Here's the news story about the drowning I mentioned. Four children died and this one almost did, all during my 13-day vacation out of province:
Sounds like you have a good plan. I'd be worried about it too. Good luck.
I opted to keep the girls home today. I didn't sleep well last night, and was dragging my feet on getting the morning going, dreading dealing with things. It's stinking hot here, too, which isn't helping. I just packed a picnic and we're going to a playground with a water spray park attached so we can get some relief from the heat. I told them that we're going to go to camp tomorrow, and I'll talk to the director then. Thanks, everyone.
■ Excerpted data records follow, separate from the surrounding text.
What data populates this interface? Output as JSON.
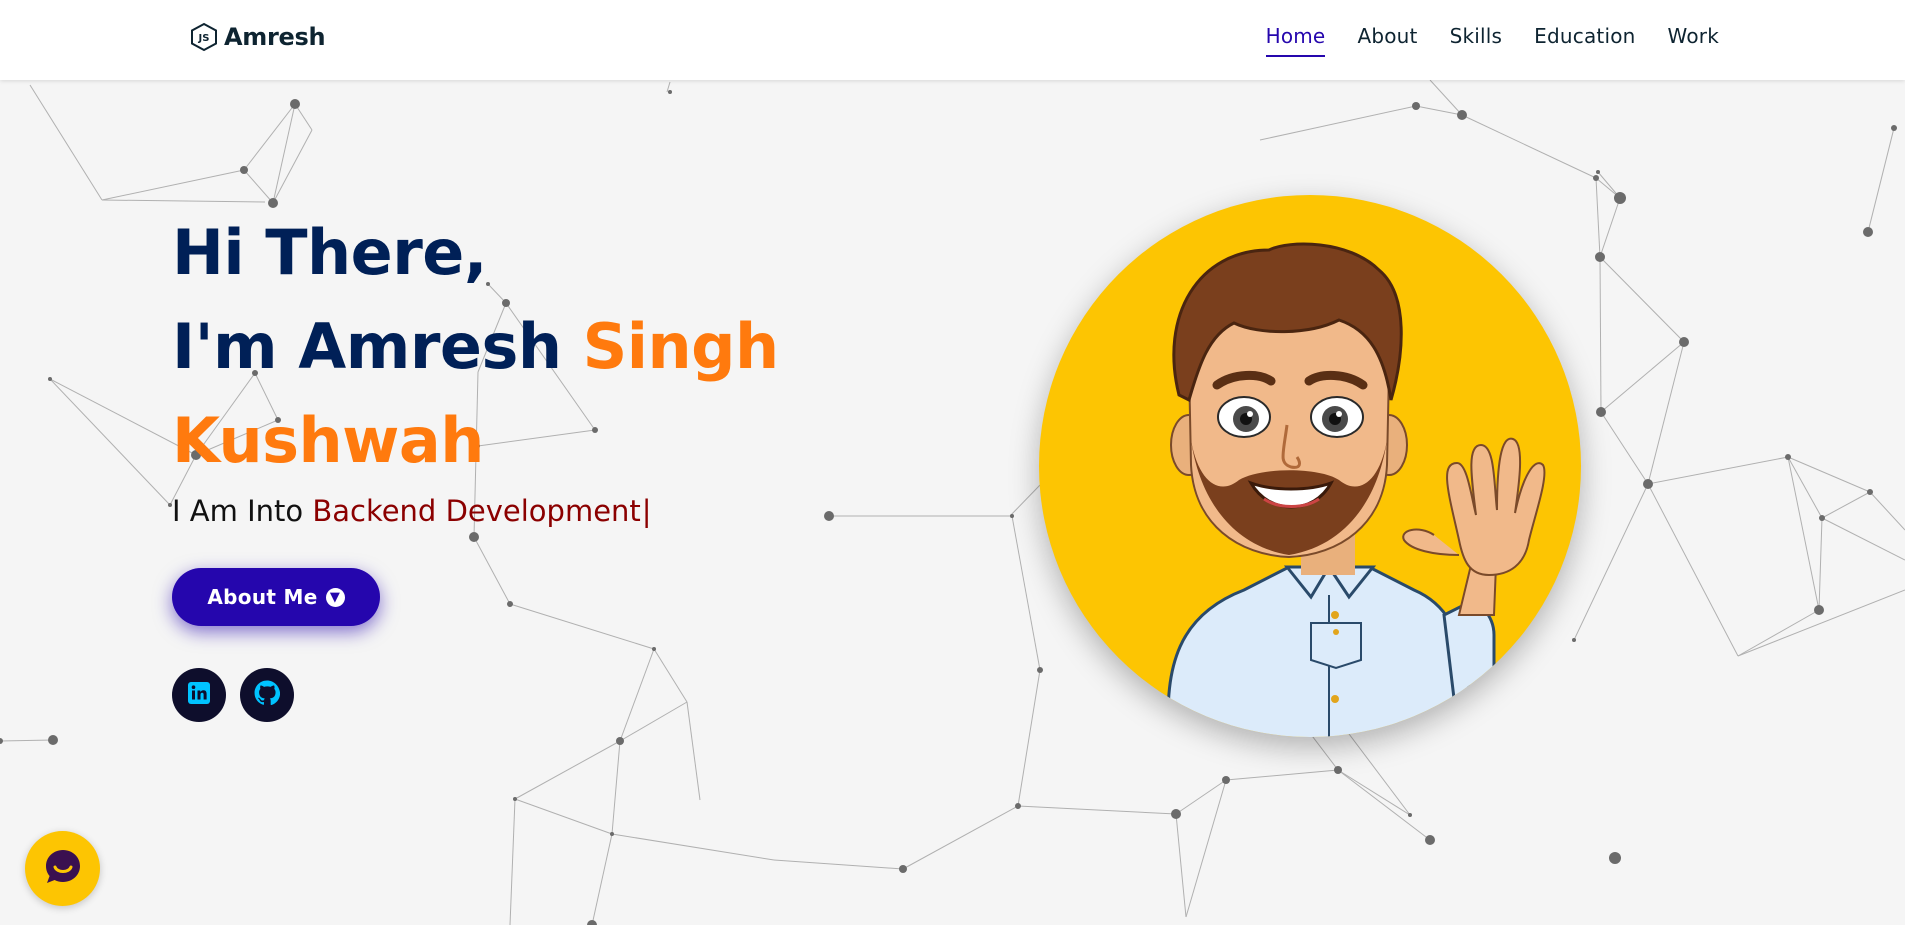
{
  "brand": {
    "name": "Amresh",
    "logo_icon": "nodejs-hexagon-icon"
  },
  "nav": {
    "items": [
      {
        "label": "Home",
        "active": true
      },
      {
        "label": "About",
        "active": false
      },
      {
        "label": "Skills",
        "active": false
      },
      {
        "label": "Education",
        "active": false
      },
      {
        "label": "Work",
        "active": false
      }
    ]
  },
  "hero": {
    "line1": "Hi There,",
    "line2_prefix": "I'm Amresh",
    "name_highlight_1": "Singh",
    "name_highlight_2": "Kushwah",
    "typing_prefix": "I Am Into",
    "typing_value": "Backend Development",
    "typing_cursor": "|"
  },
  "cta": {
    "label": "About Me",
    "icon": "arrow-down-circle-icon"
  },
  "socials": [
    {
      "name": "LinkedIn",
      "icon": "linkedin-icon"
    },
    {
      "name": "GitHub",
      "icon": "github-icon"
    }
  ],
  "avatar": {
    "icon": "bitmoji-waving-avatar"
  },
  "chat": {
    "icon": "chat-bubble-icon"
  },
  "colors": {
    "navy": "#002057",
    "orange": "#ff7a0e",
    "purple": "#2506ad",
    "darkred": "#8b0000",
    "yellow": "#fdc502"
  }
}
Keeping them home sounds like a good plan for today. When you're that uncomfortable with the situation there is no point in sending them there--you wouldn't be able to work on your thesis anyway, you'd be worrying about their safety!
Ah, now your fb makes sense! Good lord, I would have done the same thing. Sometimes it's just best to go with your gut. And that level of disorganization does not bode well. At all.
Forty drownings!! That's appalling and frightening. If you can take the time off, the I'd sacrifice it, including from the entire camp. That's scary. Always go with your gut.
Girl Grey attended a sports camp for several weeks last summer and the summer before and it suffered from the same inattentiveness, probably due to young, inexperienced, immature counselors. She liked the activities, but didn't have a good time over all, plus there were problems with bullies. Luckily GG knows how to swim, but the camp takes kids at age three. I could not possibly imagine sending Baby Grey to that place. Last year they had promised reorganization from the year previous, so we gave it a second try. Never again. This is a very uppity gym, so you might expect better.
Needless to say, GG did not go back this summer and she is LOVING her camps this year. I've never seen her so engaged and happy.
Seems like a smart decision, GG. You've got to do what feels right.
Out of curiosity, why the high numbers of drownings, do you think? I know they're a leading cause of death for kids here, but not forty in a summer.
State law here (or DCFS guidelines) is that you have to wear a lifejacket when swimming as part of daycamp/daycare unless you have passed a swimming test. Water still scares the crap out of me, though, and I will definitely make sure that we are comfortable with giving up the life jacket even if he passes the test. A kid drowned in the suburbs here on a daycamp sponsored trip, which only increased my fear level about swimming with groups. (Of course, the lifejacket thing isn't foolproof. They aren't designed for swimming, but I guess I will take it above nothing.)
And although in theory I agree about a 4-year-old's perception of the world, my kid lies rarely. And I have seen incidents unfold that happened exactly how he described. I would trust him. But, as has already been said, even if there is exaggeration, they've already told you enough.
So, yeah, pull them if you are able.